The following argument recap is by Tobias Zimmerman, an attorney at Akin Gump in Washington, DC. Tobias participated in the case in the lower courts, and Akin Gump also served as co-counsel to the Petitioners in this case.

The Court heard argument on Monday in Sprint Communications Co. LP v. APCC Services, Inc. Our summary of the issues in the case can be found here at SCOTUSwiki.

At oral argument, the Court grappled with standing and the unique procedural vehicle employed by respondents in asserting claims for payphone compensation on behalf of more than 1400 individual payphone owners. Carter Phillips, representing petitioners Sprint et al., faced lively questioning by Justice Ginsburg, who appeared unconvinced by petitioners’ claim that respondents’ agreement to account for all of the proceeds to the assigning payphone owners made the case materially different from one in which an assignee is entitled to retain a portion of any winnings. After Mr. Phillips sought to describe some of the practical problems created by having 1400 absent plaintiffs, Justice Ginsburg pointed out that “you would have the same problems” in a case in which an assignee indisputably has Article III standing because he is entitled to retain a portion of any recovery. Mr. Phillips agreed, but noted that the practical difficulties petitioners identify really only go to the question of prudential standing – not to the issue of constitutional standing under Article III.

Justice Scalia appeared most favorable to petitioners’ position that respondents lack Article III standing by virtue of their agreement to surrender the proceeds to the assignors. Noting that he had authored the opinion in Vermont Agency, on which respondents closely rely, Justice Scalia asked respondents’ counsel, Roy Englert, to name the “oldest” and “most recent” cases supporting the “long tradition” of standing by an assignee for collection. Mr. Englert identified Spiller v. Atchison Topeka & Santa Fe (1920) and Titus v. Wallick (1939) – dates which Justice Scalia dismissed when compared to the history examined in Vermont Agency, which stretched far back into the origins of qui tam actions in British common law. Justice Alito also noted that Spiller and Titus are distinguishable. Justice Scalia and the Chief Justice appeared most hostile to respondents’ claim to have standing as “assignees for collection,” while Justice Ginsburg appeared the most determined to identify the respondents as an appropriate plaintiff.

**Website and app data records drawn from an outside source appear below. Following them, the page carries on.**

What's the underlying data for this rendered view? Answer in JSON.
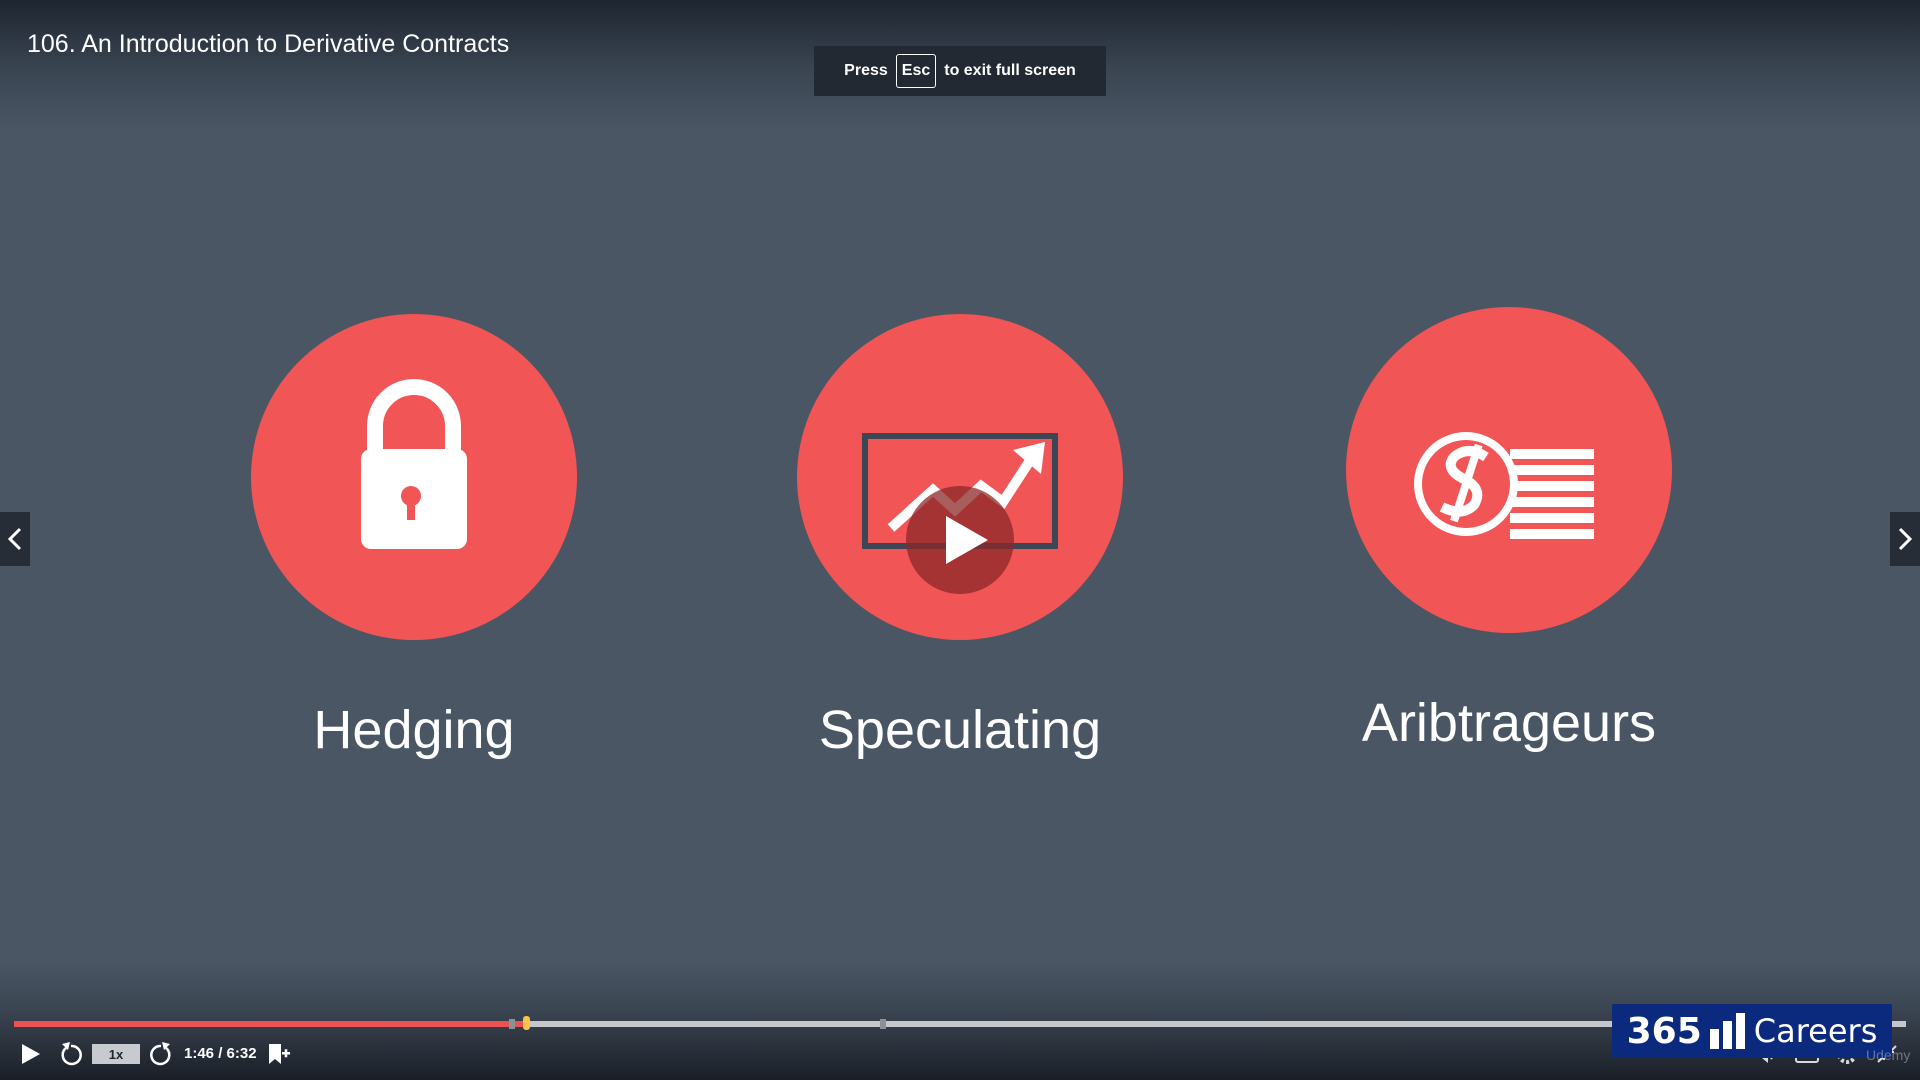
{
  "lecture": {
    "title": "106. An Introduction to Derivative Contracts"
  },
  "fullscreen_toast": {
    "prefix": "Press",
    "key": "Esc",
    "suffix": "to exit full screen"
  },
  "slide": {
    "topics": [
      {
        "label": "Hedging",
        "icon": "lock-icon"
      },
      {
        "label": "Speculating",
        "icon": "rising-chart-icon"
      },
      {
        "label": "Aribtrageurs",
        "icon": "dollar-coin-stack-icon"
      }
    ],
    "accent_color": "#f25556",
    "background_color": "#4a5664"
  },
  "player": {
    "speed_label": "1x",
    "time_display": "1:46 / 6:32",
    "progress": {
      "current_seconds": 106,
      "total_seconds": 392
    },
    "progress_color": "#ec5252",
    "icons": [
      "play-icon",
      "rewind-icon",
      "forward-icon",
      "bookmark-add-icon",
      "volume-icon",
      "captions-icon",
      "settings-icon",
      "exit-fullscreen-icon"
    ]
  },
  "brand": {
    "number": "365",
    "word": "Careers",
    "color": "#0b2a7e"
  },
  "watermark": "Udemy"
}
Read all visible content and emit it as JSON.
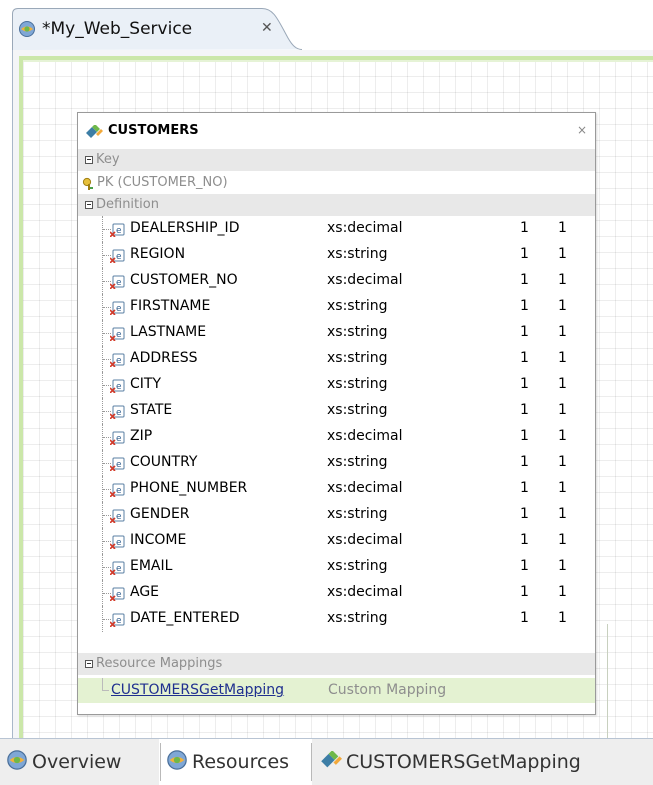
{
  "editor_tab": {
    "title": "*My_Web_Service",
    "close_glyph": "✕",
    "icon": "web-service-icon"
  },
  "table": {
    "title": "CUSTOMERS",
    "close_glyph": "×",
    "icon": "table-icon",
    "sections": {
      "key": "Key",
      "definition": "Definition",
      "resource_mappings": "Resource Mappings"
    },
    "primary_key": "PK (CUSTOMER_NO)",
    "fields": [
      {
        "name": "DEALERSHIP_ID",
        "type": "xs:decimal",
        "min": "1",
        "max": "1"
      },
      {
        "name": "REGION",
        "type": "xs:string",
        "min": "1",
        "max": "1"
      },
      {
        "name": "CUSTOMER_NO",
        "type": "xs:decimal",
        "min": "1",
        "max": "1"
      },
      {
        "name": "FIRSTNAME",
        "type": "xs:string",
        "min": "1",
        "max": "1"
      },
      {
        "name": "LASTNAME",
        "type": "xs:string",
        "min": "1",
        "max": "1"
      },
      {
        "name": "ADDRESS",
        "type": "xs:string",
        "min": "1",
        "max": "1"
      },
      {
        "name": "CITY",
        "type": "xs:string",
        "min": "1",
        "max": "1"
      },
      {
        "name": "STATE",
        "type": "xs:string",
        "min": "1",
        "max": "1"
      },
      {
        "name": "ZIP",
        "type": "xs:decimal",
        "min": "1",
        "max": "1"
      },
      {
        "name": "COUNTRY",
        "type": "xs:string",
        "min": "1",
        "max": "1"
      },
      {
        "name": "PHONE_NUMBER",
        "type": "xs:decimal",
        "min": "1",
        "max": "1"
      },
      {
        "name": "GENDER",
        "type": "xs:string",
        "min": "1",
        "max": "1"
      },
      {
        "name": "INCOME",
        "type": "xs:decimal",
        "min": "1",
        "max": "1"
      },
      {
        "name": "EMAIL",
        "type": "xs:string",
        "min": "1",
        "max": "1"
      },
      {
        "name": "AGE",
        "type": "xs:decimal",
        "min": "1",
        "max": "1"
      },
      {
        "name": "DATE_ENTERED",
        "type": "xs:string",
        "min": "1",
        "max": "1"
      }
    ],
    "mapping": {
      "name": "CUSTOMERSGetMapping",
      "type": "Custom Mapping"
    }
  },
  "bottom_tabs": [
    {
      "label": "Overview",
      "icon": "web-service-icon",
      "active": false
    },
    {
      "label": "Resources",
      "icon": "web-service-icon",
      "active": true
    },
    {
      "label": "CUSTOMERSGetMapping",
      "icon": "mapping-icon",
      "active": false
    }
  ],
  "colors": {
    "canvas_accent": "#cbe7a9",
    "mapping_row_bg": "#e4f2d2",
    "section_bg": "#e8e8e8",
    "link": "#1f2f8f",
    "muted_text": "#8e8e8e"
  }
}
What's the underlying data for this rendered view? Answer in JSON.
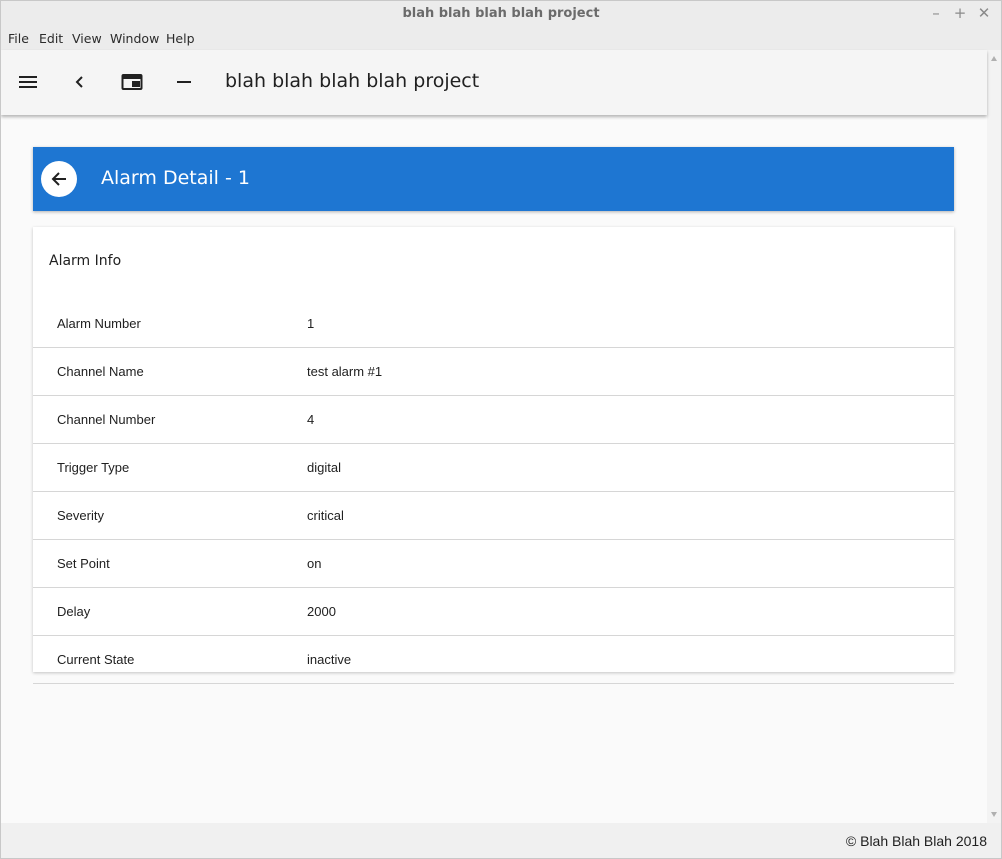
{
  "window": {
    "title": "blah blah blah blah project",
    "controls": {
      "minimize": "–",
      "maximize": "+",
      "close": "✕"
    }
  },
  "menubar": {
    "items": [
      "File",
      "Edit",
      "View",
      "Window",
      "Help"
    ]
  },
  "appbar": {
    "title": "blah blah blah blah project",
    "icons": [
      "menu-icon",
      "chevron-left-icon",
      "window-icon",
      "minus-icon"
    ]
  },
  "header": {
    "title": "Alarm Detail - 1",
    "back_icon": "arrow-left-icon"
  },
  "card": {
    "title": "Alarm Info",
    "rows": [
      {
        "label": "Alarm Number",
        "value": "1"
      },
      {
        "label": "Channel Name",
        "value": "test alarm #1"
      },
      {
        "label": "Channel Number",
        "value": "4"
      },
      {
        "label": "Trigger Type",
        "value": "digital"
      },
      {
        "label": "Severity",
        "value": "critical"
      },
      {
        "label": "Set Point",
        "value": "on"
      },
      {
        "label": "Delay",
        "value": "2000"
      },
      {
        "label": "Current State",
        "value": "inactive"
      }
    ]
  },
  "footer": {
    "copyright": "© Blah Blah Blah 2018"
  },
  "colors": {
    "accent": "#1e76d2",
    "background": "#fafafa"
  }
}
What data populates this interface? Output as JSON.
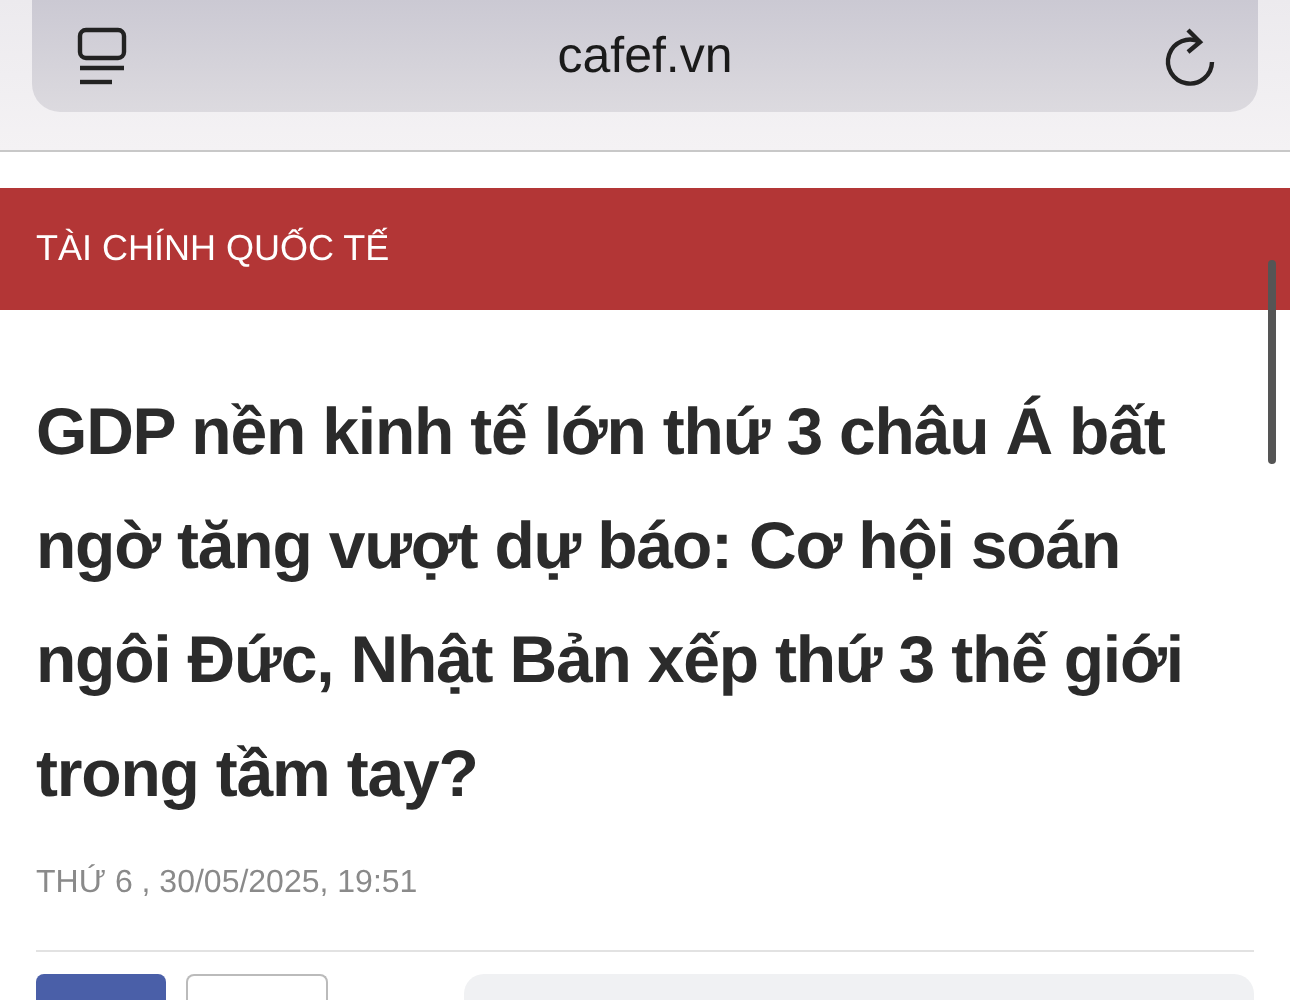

Justice Breyer (and, to a lesser extent, Justice Souter), pursued both sides on prudential standing, asking questions about the availability of discovery and the practical differences between the chosen form of action versus the already available class action device. Mr. Englert argued that the action could have been brought under Rule 23 as a class action, but that the chosen form is superior because it required affirmative claims by all of the individual payphone operators. Petitioners, however, argued that the action would not satisfy the typicality and commonality requirements of Rule 23, and therefore would not be eligible for class certification.

Finally, Justice Breyer posited a hypothetical to Mr. Englert in which the cost of defending each separate claim for compensation out of the billions of potentially relevant calls would exceed the compensation the payphone owners stand to gain. In such a case, Justice Breyer asked, doesn’t the inherent inefficiency of the federal forum dictate against accepting the case? Mr. Englert responded by noting that such situations are hardly uncommon, and defendants are used to making the appropriate cost-benefit analyses to determine when it is more economical to settle (rather than fight) such claims, and that settlement is an important part of federal litigation. Justice Breyer, however, suggested that the Federal Communications Commission might play a role in resolving this dispute more efficiently and fairly.

Posted in Sprint Communications v. APCC Services, Everything Else